Our government has never been more secretive than it is today.
It has become routine for public officials to dodge requests for public records or to drag out the process for weeks or months, to make decisions without the "burden" of public scrutiny, as if every decision deserves the secrecy of D-Day invasion plans, or to just flatly ignore questions from reporters on critical issues that citizens have a right to know about.
Chuck Fleischmann, I'm talking to you. But you're not the only one.
It appears that, ironically, Fleischmann, who represents the Tennessee's 3rd Congressional District, and other politicians here and across the country have learned a lot from President Barack Obama. They've learned to avoid questions, how to clamp down on public information and keep the public in the dark.
This is Obama's trickle-down legacy.
"The White House push to limit access and reduce transparency has essentially served as a secrecy road map for all kinds of organizations.

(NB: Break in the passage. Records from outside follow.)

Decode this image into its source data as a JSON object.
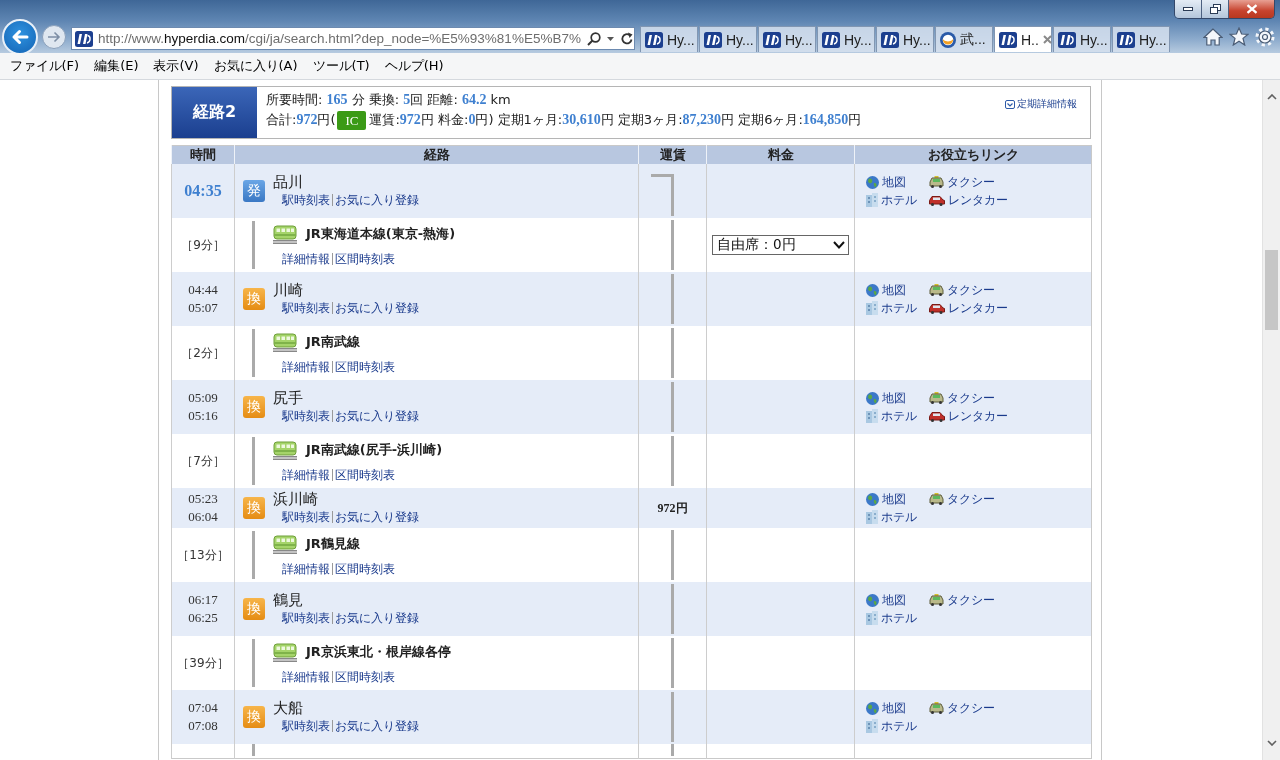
{
  "browser": {
    "url": {
      "scheme": "http://www.",
      "domain": "hyperdia.com",
      "path": "/cgi/ja/search.html?dep_node=%E5%93%81%E5%B7%"
    },
    "tabs": [
      {
        "label": "Hy...",
        "kind": "square",
        "selected": false
      },
      {
        "label": "Hy...",
        "kind": "square",
        "selected": false
      },
      {
        "label": "Hy...",
        "kind": "square",
        "selected": false
      },
      {
        "label": "Hy...",
        "kind": "square",
        "selected": false
      },
      {
        "label": "Hy...",
        "kind": "square",
        "selected": false
      },
      {
        "label": "武...",
        "kind": "round",
        "selected": false
      },
      {
        "label": "H..",
        "kind": "square",
        "selected": true
      },
      {
        "label": "Hy...",
        "kind": "square",
        "selected": false
      },
      {
        "label": "Hy...",
        "kind": "square",
        "selected": false
      }
    ],
    "menu": [
      "ファイル(F)",
      "編集(E)",
      "表示(V)",
      "お気に入り(A)",
      "ツール(T)",
      "ヘルプ(H)"
    ]
  },
  "summary": {
    "route_label": "経路2",
    "line1": "所要時間: **165** 分 乗換: **5**回 距離: **64.2** km",
    "total": "合計:**972**円(",
    "ic_badge": "IC",
    "breakdown": "運賃:**972**円 料金:**0**円) 定期1ヶ月:**30,610**円 定期3ヶ月:**87,230**円 定期6ヶ月:**164,850**円",
    "pass_link": "定期詳細情報"
  },
  "table": {
    "columns": [
      "時間",
      "経路",
      "運賃",
      "料金",
      "お役立ちリンク"
    ],
    "rows": [
      {
        "kind": "departure",
        "badge": "発",
        "times": [
          "04:35"
        ],
        "name": "品川",
        "links": [
          "駅時刻表",
          "お気に入り登録"
        ],
        "fare_line": true,
        "line_start": true,
        "useful_links": [
          {
            "kind": "map",
            "label": "地図"
          },
          {
            "kind": "taxi",
            "label": "タクシー"
          },
          {
            "kind": "hotel",
            "label": "ホテル"
          },
          {
            "kind": "rental_car",
            "label": "レンタカー"
          }
        ]
      },
      {
        "kind": "train",
        "duration": "［9分］",
        "line": "JR東海道本線(東京-熱海)",
        "links": [
          "詳細情報",
          "区間時刻表"
        ],
        "fare_line": true,
        "line_start": false,
        "charge": "自由席：0円"
      },
      {
        "kind": "transfer",
        "badge": "換",
        "times": [
          "04:44",
          "05:07"
        ],
        "name": "川崎",
        "links": [
          "駅時刻表",
          "お気に入り登録"
        ],
        "fare_line": true,
        "line_start": false,
        "useful_links": [
          {
            "kind": "map",
            "label": "地図"
          },
          {
            "kind": "taxi",
            "label": "タクシー"
          },
          {
            "kind": "hotel",
            "label": "ホテル"
          },
          {
            "kind": "rental_car",
            "label": "レンタカー"
          }
        ]
      },
      {
        "kind": "train",
        "duration": "［2分］",
        "line": "JR南武線",
        "links": [
          "詳細情報",
          "区間時刻表"
        ],
        "fare_line": true,
        "line_start": false
      },
      {
        "kind": "transfer",
        "badge": "換",
        "times": [
          "05:09",
          "05:16"
        ],
        "name": "尻手",
        "links": [
          "駅時刻表",
          "お気に入り登録"
        ],
        "fare_line": true,
        "line_start": false,
        "useful_links": [
          {
            "kind": "map",
            "label": "地図"
          },
          {
            "kind": "taxi",
            "label": "タクシー"
          },
          {
            "kind": "hotel",
            "label": "ホテル"
          },
          {
            "kind": "rental_car",
            "label": "レンタカー"
          }
        ]
      },
      {
        "kind": "train",
        "duration": "［7分］",
        "line": "JR南武線(尻手-浜川崎)",
        "links": [
          "詳細情報",
          "区間時刻表"
        ],
        "fare_line": true,
        "line_start": false
      },
      {
        "kind": "transfer",
        "badge": "換",
        "times": [
          "05:23",
          "06:04"
        ],
        "name": "浜川崎",
        "links": [
          "駅時刻表",
          "お気に入り登録"
        ],
        "fare": "972円",
        "useful_links": [
          {
            "kind": "map",
            "label": "地図"
          },
          {
            "kind": "taxi",
            "label": "タクシー"
          },
          {
            "kind": "hotel",
            "label": "ホテル"
          }
        ]
      },
      {
        "kind": "train",
        "duration": "［13分］",
        "line": "JR鶴見線",
        "links": [
          "詳細情報",
          "区間時刻表"
        ],
        "fare_line": true,
        "line_start": false
      },
      {
        "kind": "transfer",
        "badge": "換",
        "times": [
          "06:17",
          "06:25"
        ],
        "name": "鶴見",
        "links": [
          "駅時刻表",
          "お気に入り登録"
        ],
        "fare_line": true,
        "line_start": false,
        "useful_links": [
          {
            "kind": "map",
            "label": "地図"
          },
          {
            "kind": "taxi",
            "label": "タクシー"
          },
          {
            "kind": "hotel",
            "label": "ホテル"
          }
        ]
      },
      {
        "kind": "train",
        "duration": "［39分］",
        "line": "JR京浜東北・根岸線各停",
        "links": [
          "詳細情報",
          "区間時刻表"
        ],
        "fare_line": true,
        "line_start": false
      },
      {
        "kind": "transfer",
        "badge": "換",
        "times": [
          "07:04",
          "07:08"
        ],
        "name": "大船",
        "links": [
          "駅時刻表",
          "お気に入り登録"
        ],
        "fare_line": true,
        "line_start": false,
        "useful_links": [
          {
            "kind": "map",
            "label": "地図"
          },
          {
            "kind": "taxi",
            "label": "タクシー"
          },
          {
            "kind": "hotel",
            "label": "ホテル"
          }
        ]
      },
      {
        "kind": "cut",
        "fare_line": true,
        "line_start": false
      }
    ]
  }
}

From local and state governments to universities and even sporting events, it's becoming increasingly difficult for journalists to do their job," Brian Carovillano, Associated Press managing editor for U.S. news, told hundreds of journalists gathered in Chicago last week for a meeting of the American Society of Newspaper Editors, the Associated Press Media Editors and the Associated Press Photo Managers.
Journalists who cover the president agree that the Obama administration has restricted information and access in a way not before seen.
"Their marching orders are to squelch anything that could make the administration look bad," said Sally Buzbee, the AP's Washington bureau chief.
Yes, this is the same Obama who promised to preside over the most transparent administration ever. Yet his administration comes down hard on staff members who cooperate with journalists. The AP reporter covering federal transportation issues has been told by government employees that they will be fired if they're caught talking to her, Buzbee said.
But we don't have to go all the way to Washington to see government officials act like this. Plenty of local agencies deploy bullying tactics when they're asked to answer basic questions or provide public information, whether it's by members of the media or local residents.
Take EPB, Chattanooga's public utility.
Just last week, EPB cited the findings of an audit by the Mauldin & Jenkins firm to examine under- and overbilling of the city by the utility. EPB officials say the audit shows the billings come out as a wash, no harm no foul, and they've given some parts of the audit to the city's auditor.
Journalists, naturally, have asked for copies of the audit, but EPB refuses to release it, saying it's not complete. So let's get this straight. It's complete enough for EPB to cite in defense of itself but not complete enough to release to the public? Please.
As for Fleischmann, his people returned reporters' calls when he was in a tight primary race. Now that he's expected to win the general election, he has returned only one phone call. Actually, he didn't even return it himself; a spokesman did.
A Times Free Press reporter made this observation of Fleischmann: "He'll be underground until two years from now when he has another election."
Why does it matter that elected officials answer our questions, that we have access to public information? Because we have the right to know what our government is doing. And as members of the press, our goal every day is to report the public's business and how taxpayer money is being spent. We cannot accurately and independently do that if we rely solely on elected officials and government agencies to decide what information we receive. That amounts to propaganda.
The good news for the public is that most editors are alarmed by efforts to step up government secrecy, which will only result in our own stepped-up efforts. The Times Free Press, like papers across the country, will stick to our mission to hold public officials accountable. We won't kowtow to them or their attempts at intimidation. We won't give up our role as watchdogs.
Newspapers should respond to secrecy by accelerating investigative reporting, said James Risen, a Pulitzer Prize-winning New York Times reporter who faces jail time for doing his job. He refuses to name his sources or testify in the trial of a former CIA officer accused by the Obama administration of leaking classified information.
"Are we pushing back against government secrecy?" Risen asked. "And if we're not, then they'll keep doing what they're doing to us."
Alison Gerber is editor of the Chattanooga Times Free Press. Contact her at email@example.com.